Let's say you tried World of Warcraft back when it came out in 2004. You created your character, ran a few quests, maybe stuck around for a few months, but that was it. You left the world of Azeroth and then watched from afar as it became the sensation it is today.

Maybe it was too slow for you. Maybe you just didn't get it. Whatever the reason, I urge you to try WoW again. Through years of expansions and patches, WoW has evolved into a much better game.

When WoW launched, it basically featured three types of quests: killing enemies, killing enemies and looting their corpses for random knickknacks, and delivering items for non-player characters. Things got more exciting as your level increased, especially once your character entered the Burning Crusade and Wrath of the Lich King zones, but your early duties as a hero of Azeroth were pretty dull.

Cataclysm fixes that.

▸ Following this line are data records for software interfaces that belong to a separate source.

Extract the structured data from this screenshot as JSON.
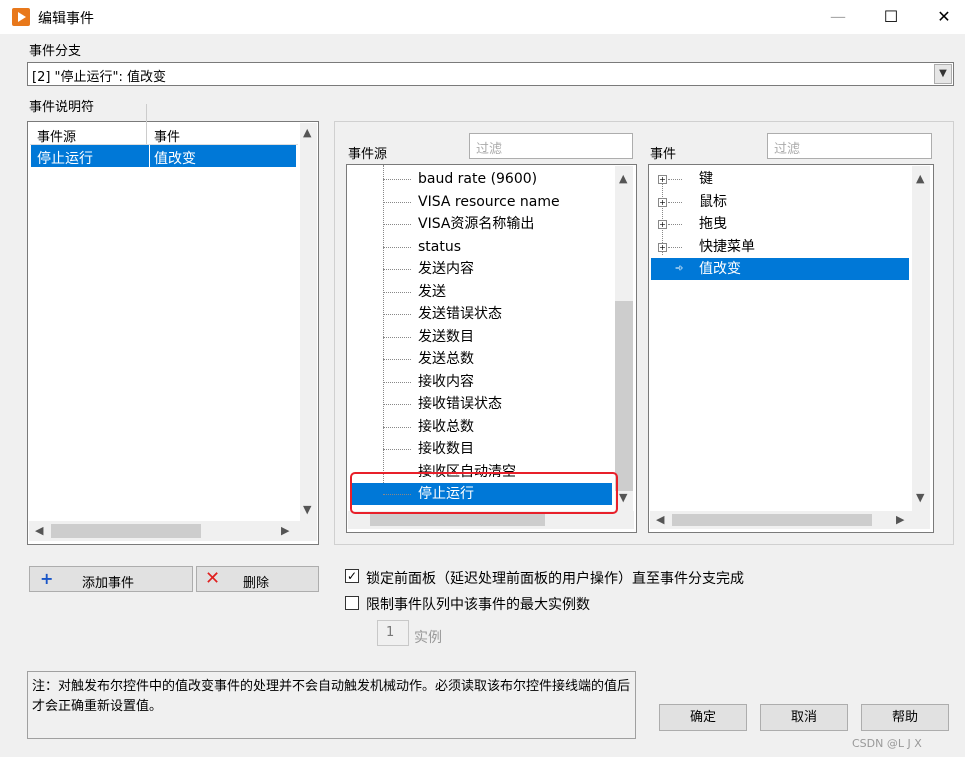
{
  "window": {
    "title": "编辑事件",
    "min": "—",
    "max": "☐",
    "close": "✕"
  },
  "branch": {
    "label": "事件分支",
    "value": "[2] \"停止运行\": 值改变"
  },
  "specifiers": {
    "label": "事件说明符",
    "col_source": "事件源",
    "col_event": "事件",
    "rows": [
      {
        "source": "停止运行",
        "event": "值改变"
      }
    ]
  },
  "source_panel": {
    "label": "事件源",
    "filter_placeholder": "过滤",
    "items": [
      "baud rate (9600)",
      "VISA resource name",
      "VISA资源名称输出",
      "status",
      "发送内容",
      "发送",
      "发送错误状态",
      "发送数目",
      "发送总数",
      "接收内容",
      " 接收错误状态",
      "接收总数",
      "接收数目",
      "接收区自动清空",
      "停止运行"
    ],
    "selected_index": 14
  },
  "event_panel": {
    "label": "事件",
    "filter_placeholder": "过滤",
    "items": [
      {
        "label": "键",
        "expandable": true
      },
      {
        "label": "鼠标",
        "expandable": true
      },
      {
        "label": "拖曳",
        "expandable": true
      },
      {
        "label": "快捷菜单",
        "expandable": true
      },
      {
        "label": "值改变",
        "expandable": false
      }
    ],
    "selected_index": 4
  },
  "buttons": {
    "add": "添加事件",
    "delete": "删除",
    "ok": "确定",
    "cancel": "取消",
    "help": "帮助"
  },
  "options": {
    "lock_front_panel": "锁定前面板（延迟处理前面板的用户操作）直至事件分支完成",
    "lock_checked": true,
    "limit_instances": "限制事件队列中该事件的最大实例数",
    "limit_checked": false,
    "instances_value": "1",
    "instances_label": "实例"
  },
  "note": "注：对触发布尔控件中的值改变事件的处理并不会自动触发机械动作。必须读取该布尔控件接线端的值后才会正确重新设置值。",
  "watermark": "CSDN @L J X",
  "colors": {
    "selection": "#0078d7",
    "highlight_box": "#e8202a",
    "app_icon": "#e8781b"
  }
}
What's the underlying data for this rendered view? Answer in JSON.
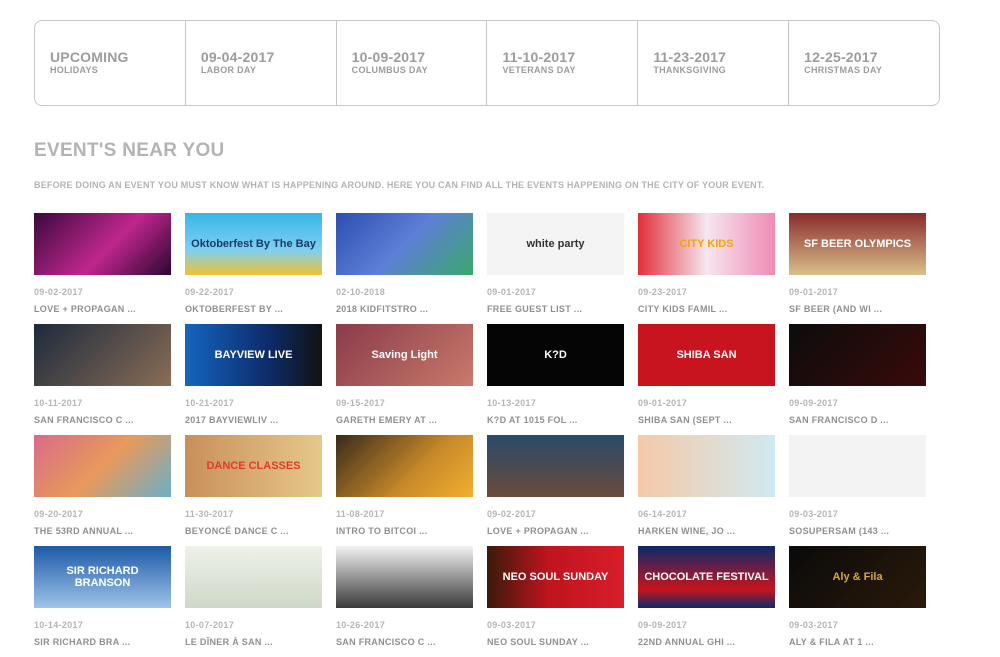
{
  "holidays": [
    {
      "date": "UPCOMING",
      "label": "HOLIDAYS"
    },
    {
      "date": "09-04-2017",
      "label": "LABOR DAY"
    },
    {
      "date": "10-09-2017",
      "label": "COLUMBUS DAY"
    },
    {
      "date": "11-10-2017",
      "label": "VETERANS DAY"
    },
    {
      "date": "11-23-2017",
      "label": "THANKSGIVING"
    },
    {
      "date": "12-25-2017",
      "label": "CHRISTMAS DAY"
    }
  ],
  "section": {
    "title": "EVENT'S NEAR YOU",
    "subtitle": "BEFORE DOING AN EVENT YOU MUST KNOW WHAT IS HAPPENING AROUND. HERE YOU CAN FIND ALL THE EVENTS HAPPENING ON THE CITY OF YOUR EVENT."
  },
  "events": [
    {
      "date": "09-02-2017",
      "title": "LOVE + PROPAGAN ...",
      "thumb": {
        "bg": "linear-gradient(135deg,#3a0a3f,#c0268c 55%,#2a0830)",
        "text": "",
        "color": "#ffffff"
      }
    },
    {
      "date": "09-22-2017",
      "title": "OKTOBERFEST BY ...",
      "thumb": {
        "bg": "linear-gradient(180deg,#39b6e8,#7ed0f0 60%,#f2c230)",
        "text": "Oktoberfest By The Bay",
        "color": "#1b3a6b"
      }
    },
    {
      "date": "02-10-2018",
      "title": "2018 KIDFITSTRO ...",
      "thumb": {
        "bg": "linear-gradient(135deg,#2d4fb0,#5e7fd6 50%,#3aa86a)",
        "text": "",
        "color": "#ffffff"
      }
    },
    {
      "date": "09-01-2017",
      "title": "FREE GUEST LIST ...",
      "thumb": {
        "bg": "#f4f4f4",
        "text": "white party",
        "color": "#333333"
      }
    },
    {
      "date": "09-23-2017",
      "title": "CITY KIDS FAMIL ...",
      "thumb": {
        "bg": "linear-gradient(90deg,#e0303a,#f6e6ef 50%,#f08bb5)",
        "text": "CITY KIDS",
        "color": "#f2a600"
      }
    },
    {
      "date": "09-01-2017",
      "title": "SF BEER (AND WI ...",
      "thumb": {
        "bg": "linear-gradient(180deg,#8a2b2b,#d9c08a)",
        "text": "SF BEER OLYMPICS",
        "color": "#ffffff"
      }
    },
    {
      "date": "10-11-2017",
      "title": "SAN FRANCISCO C ...",
      "thumb": {
        "bg": "linear-gradient(135deg,#1d2b3c,#8a6d55)",
        "text": "",
        "color": "#ffffff"
      }
    },
    {
      "date": "10-21-2017",
      "title": "2017 BAYVIEWLIV ...",
      "thumb": {
        "bg": "linear-gradient(90deg,#1565c0,#0d2c6b 60%,#111111)",
        "text": "BAYVIEW LIVE",
        "color": "#ffffff"
      }
    },
    {
      "date": "09-15-2017",
      "title": "GARETH EMERY AT ...",
      "thumb": {
        "bg": "linear-gradient(135deg,#8a3b4b,#c97a6a)",
        "text": "Saving Light",
        "color": "#ffffff"
      }
    },
    {
      "date": "10-13-2017",
      "title": "K?D AT 1015 FOL ...",
      "thumb": {
        "bg": "#050505",
        "text": "K?D",
        "color": "#ffffff"
      }
    },
    {
      "date": "09-01-2017",
      "title": "SHIBA SAN (SEPT ...",
      "thumb": {
        "bg": "#c8141e",
        "text": "SHIBA SAN",
        "color": "#ffffff"
      }
    },
    {
      "date": "09-09-2017",
      "title": "SAN FRANCISCO D ...",
      "thumb": {
        "bg": "linear-gradient(135deg,#0c0c0c,#3a0a0a)",
        "text": "",
        "color": "#ffffff"
      }
    },
    {
      "date": "09-20-2017",
      "title": "THE 53RD ANNUAL ...",
      "thumb": {
        "bg": "linear-gradient(135deg,#d96a8b,#e89a5a 50%,#6ab0c8)",
        "text": "",
        "color": "#ffffff"
      }
    },
    {
      "date": "11-30-2017",
      "title": "BEYONCÉ DANCE C ...",
      "thumb": {
        "bg": "linear-gradient(90deg,#c98f5a,#e6c88a)",
        "text": "DANCE CLASSES",
        "color": "#e23a2a"
      }
    },
    {
      "date": "11-08-2017",
      "title": "INTRO TO BITCOI ...",
      "thumb": {
        "bg": "linear-gradient(135deg,#3a2a1a,#c98a2a 60%,#f0b030)",
        "text": "",
        "color": "#ffffff"
      }
    },
    {
      "date": "09-02-2017",
      "title": "LOVE + PROPAGAN ...",
      "thumb": {
        "bg": "linear-gradient(180deg,#2a4a6a,#6a4a3a)",
        "text": "",
        "color": "#ffffff"
      }
    },
    {
      "date": "06-14-2017",
      "title": "HARKEN WINE, JO ...",
      "thumb": {
        "bg": "linear-gradient(90deg,#f6c9a8,#cfeaf2)",
        "text": "",
        "color": "#333333"
      }
    },
    {
      "date": "09-03-2017",
      "title": "SOSUPERSAM (143 ...",
      "thumb": {
        "bg": "#f3f3f3",
        "text": "",
        "color": "#111111"
      }
    },
    {
      "date": "10-14-2017",
      "title": "SIR RICHARD BRA ...",
      "thumb": {
        "bg": "linear-gradient(180deg,#1e5aa8,#9ec4e8)",
        "text": "SIR RICHARD BRANSON",
        "color": "#ffffff"
      }
    },
    {
      "date": "10-07-2017",
      "title": "LE DÎNER À SAN ...",
      "thumb": {
        "bg": "linear-gradient(180deg,#eef2ea,#cfd8c8)",
        "text": "",
        "color": "#333333"
      }
    },
    {
      "date": "10-26-2017",
      "title": "SAN FRANCISCO C ...",
      "thumb": {
        "bg": "linear-gradient(180deg,#f2f2f2,#3a3a3a)",
        "text": "",
        "color": "#ffffff"
      }
    },
    {
      "date": "09-03-2017",
      "title": "NEO SOUL SUNDAY ...",
      "thumb": {
        "bg": "linear-gradient(90deg,#3a1a0a,#c0141e 45%,#d81e2a)",
        "text": "NEO SOUL SUNDAY",
        "color": "#ffffff"
      }
    },
    {
      "date": "09-09-2017",
      "title": "22ND ANNUAL GHI ...",
      "thumb": {
        "bg": "linear-gradient(180deg,#0a2a6a,#c8141e 70%,#0a2a6a)",
        "text": "CHOCOLATE FESTIVAL",
        "color": "#ffffff"
      }
    },
    {
      "date": "09-03-2017",
      "title": "ALY & FILA AT 1 ...",
      "thumb": {
        "bg": "linear-gradient(135deg,#0a0a0a,#2a1a0a)",
        "text": "Aly & Fila",
        "color": "#d9a83a"
      }
    }
  ]
}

Of course, the Worgen and Goblin starting areas are great. Blizzard created them from scratch for the new races. But most impressive of all is the overhaul the original content has received. It's more dynamic and fun than it's ever been.

Three of those overhauls in particular should convince anyone to give WoW another shot:

 

No more grinding to get to the good quest lines

Did you see this week's Warcraft HeroIt features a raptor who gains super intelligence through Goblin experimentation. I based this character on one my new favorite quest lines. In it, you encounter a very similar raptor who you help launch into space. Not long afterward, I started another chain of events that had me pose as a mage's apprentice and battle a dragon. The amazing thing is that I did these quests in a zone meant for levels 10 to 20, mere hours after creating my character. Players no longer need to grind to the level cap in order to feel like their character is doing cool and important things.

Subject Nine

The Dungeon Finder

Remember how frustrating it was to try to run a dungeon in WoW's early days? I spent hours in Ironforge, spamming the local chat with desperate pleas for people to join my group. Then I would finally enter the dungeon only to discover that the group I had assembled had no chance against the evils lurking within. Eventually, I stopped doing dungeons. They weren't worth the trouble.

One of the patches released after Wrath of the Lich King introduced the cross-server Dungeon Finder. This feature allows your party to join a queue for a dungeon from anywhere in the world. It automatically puts you in an ideal group, teleports you to the instance, and takes you back to wherever you were once you're finished. You can also do a random dungeon, which rewards you with extra gold and prizes.

Dungeon Finder

Guild improvements

Were you ever in a guild? Besides giving you some friends to chat with, they weren't very useful at lower levels. Cataclysm makes joining one much more useful for newer players. Entire guilds can now level in the expansion, and each member can contribute by completing quests. At each new level, the revised system unlocks a new perk for the whole guild. These range from increases to the amount of experience points and gold you earn to raising the speed of your mounts. There are also a whole slew of guild achievements, some of which unlock the ability to buy fun items like pets and mounts.


These are just a few examples of how World of Warcraft has changed for the better in recent years. The improvements really go on and on. Health and mana restore faster at lower levels, meaning less time wasted eating and drinking. The water no longer looks like a Magic Eye pattern. Hunters don't have to use ammo anymore.

No Bullets Needed

If you haven't played World of Warcraft in years, I'd urge you to try the game again. I think you'll enjoy your second tour of duty in Azeroth far more than your first.